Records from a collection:

....................

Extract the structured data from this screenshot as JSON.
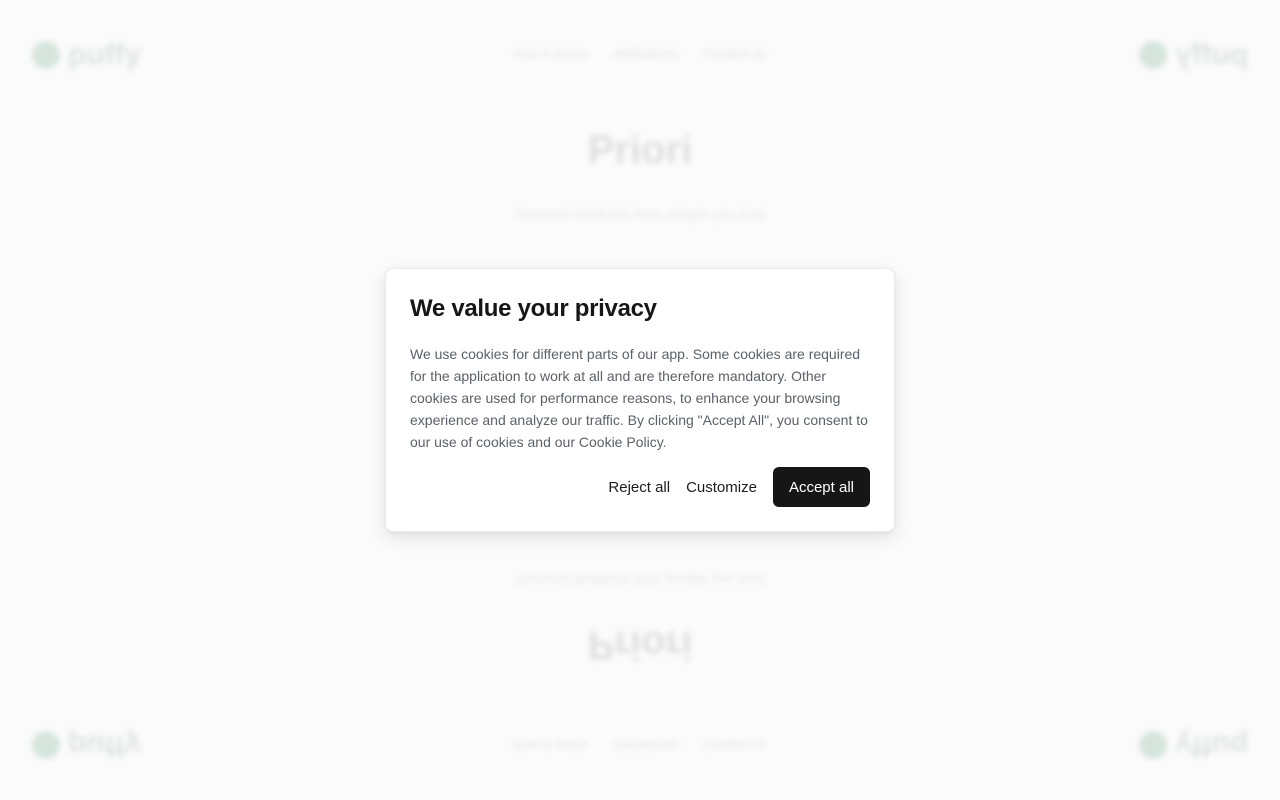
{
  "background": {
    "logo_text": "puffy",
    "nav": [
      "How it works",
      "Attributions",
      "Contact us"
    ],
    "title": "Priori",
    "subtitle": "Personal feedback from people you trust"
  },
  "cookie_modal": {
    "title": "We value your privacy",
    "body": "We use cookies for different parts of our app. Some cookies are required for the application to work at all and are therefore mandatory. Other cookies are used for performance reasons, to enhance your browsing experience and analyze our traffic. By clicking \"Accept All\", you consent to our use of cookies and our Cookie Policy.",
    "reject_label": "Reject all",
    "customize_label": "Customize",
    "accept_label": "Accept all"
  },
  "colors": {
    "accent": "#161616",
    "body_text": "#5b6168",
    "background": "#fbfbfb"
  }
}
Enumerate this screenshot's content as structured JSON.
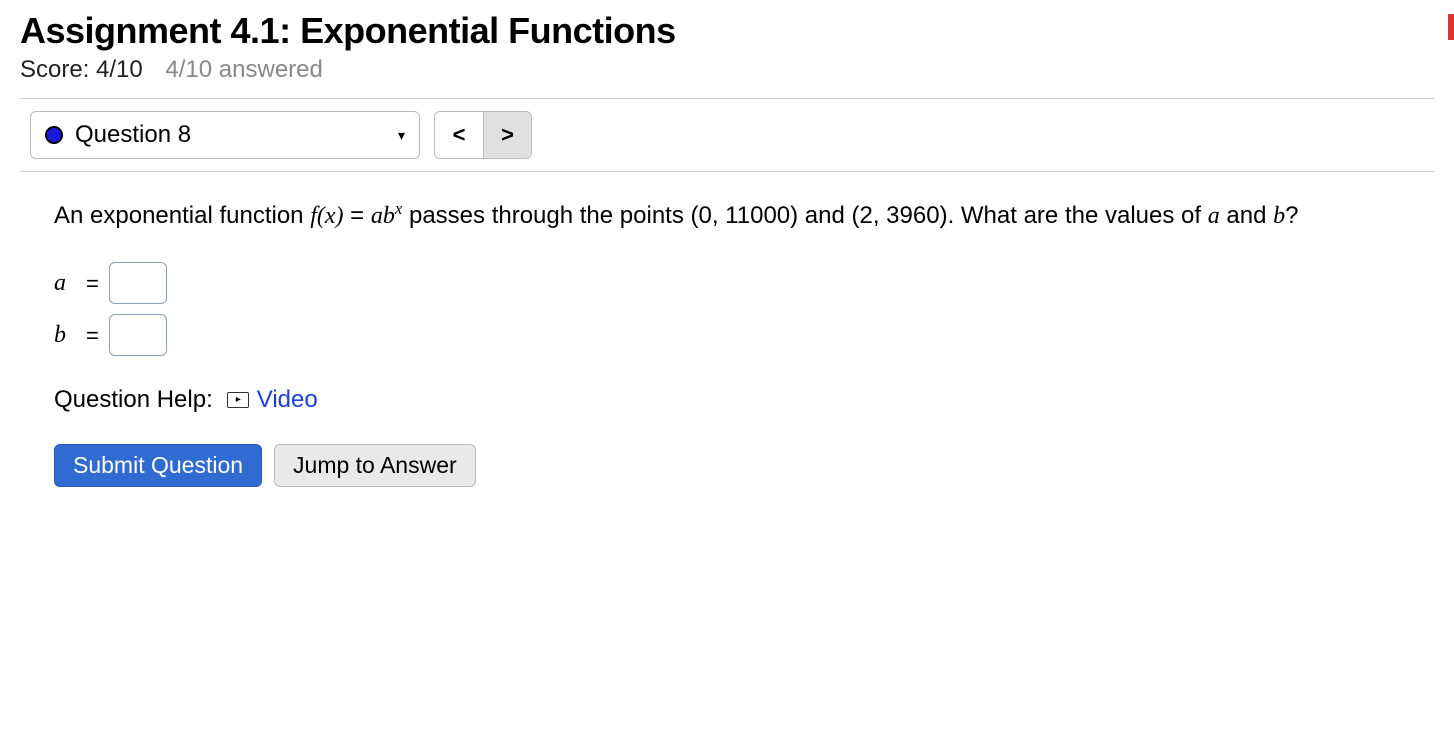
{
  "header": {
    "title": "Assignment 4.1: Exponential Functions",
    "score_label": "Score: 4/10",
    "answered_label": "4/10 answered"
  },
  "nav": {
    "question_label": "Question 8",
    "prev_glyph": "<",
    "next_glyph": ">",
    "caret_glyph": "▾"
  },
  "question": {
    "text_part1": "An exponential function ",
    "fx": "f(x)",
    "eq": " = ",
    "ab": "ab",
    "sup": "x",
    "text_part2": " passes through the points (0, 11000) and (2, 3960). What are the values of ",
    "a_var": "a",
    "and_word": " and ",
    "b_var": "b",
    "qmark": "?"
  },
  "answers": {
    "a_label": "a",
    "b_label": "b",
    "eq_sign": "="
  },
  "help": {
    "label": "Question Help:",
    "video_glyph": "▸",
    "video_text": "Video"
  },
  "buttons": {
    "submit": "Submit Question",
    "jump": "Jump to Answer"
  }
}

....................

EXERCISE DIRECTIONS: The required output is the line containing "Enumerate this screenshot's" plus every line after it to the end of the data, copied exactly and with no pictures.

SOLVED EXERCISE:
Enumerate this screenshot's content as structured JSON.
{
  "header": {
    "title": "Assignment 4.1: Exponential Functions",
    "score_label": "Score: 4/10",
    "answered_label": "4/10 answered"
  },
  "nav": {
    "question_label": "Question 8",
    "prev_glyph": "<",
    "next_glyph": ">",
    "caret_glyph": "▾"
  },
  "question": {
    "text_part1": "An exponential function ",
    "fx": "f(x)",
    "eq": " = ",
    "ab": "ab",
    "sup": "x",
    "text_part2": " passes through the points (0, 11000) and (2, 3960). What are the values of ",
    "a_var": "a",
    "and_word": " and ",
    "b_var": "b",
    "qmark": "?"
  },
  "answers": {
    "a_label": "a",
    "b_label": "b",
    "eq_sign": "="
  },
  "help": {
    "label": "Question Help:",
    "video_glyph": "▸",
    "video_text": "Video"
  },
  "buttons": {
    "submit": "Submit Question",
    "jump": "Jump to Answer"
  }
}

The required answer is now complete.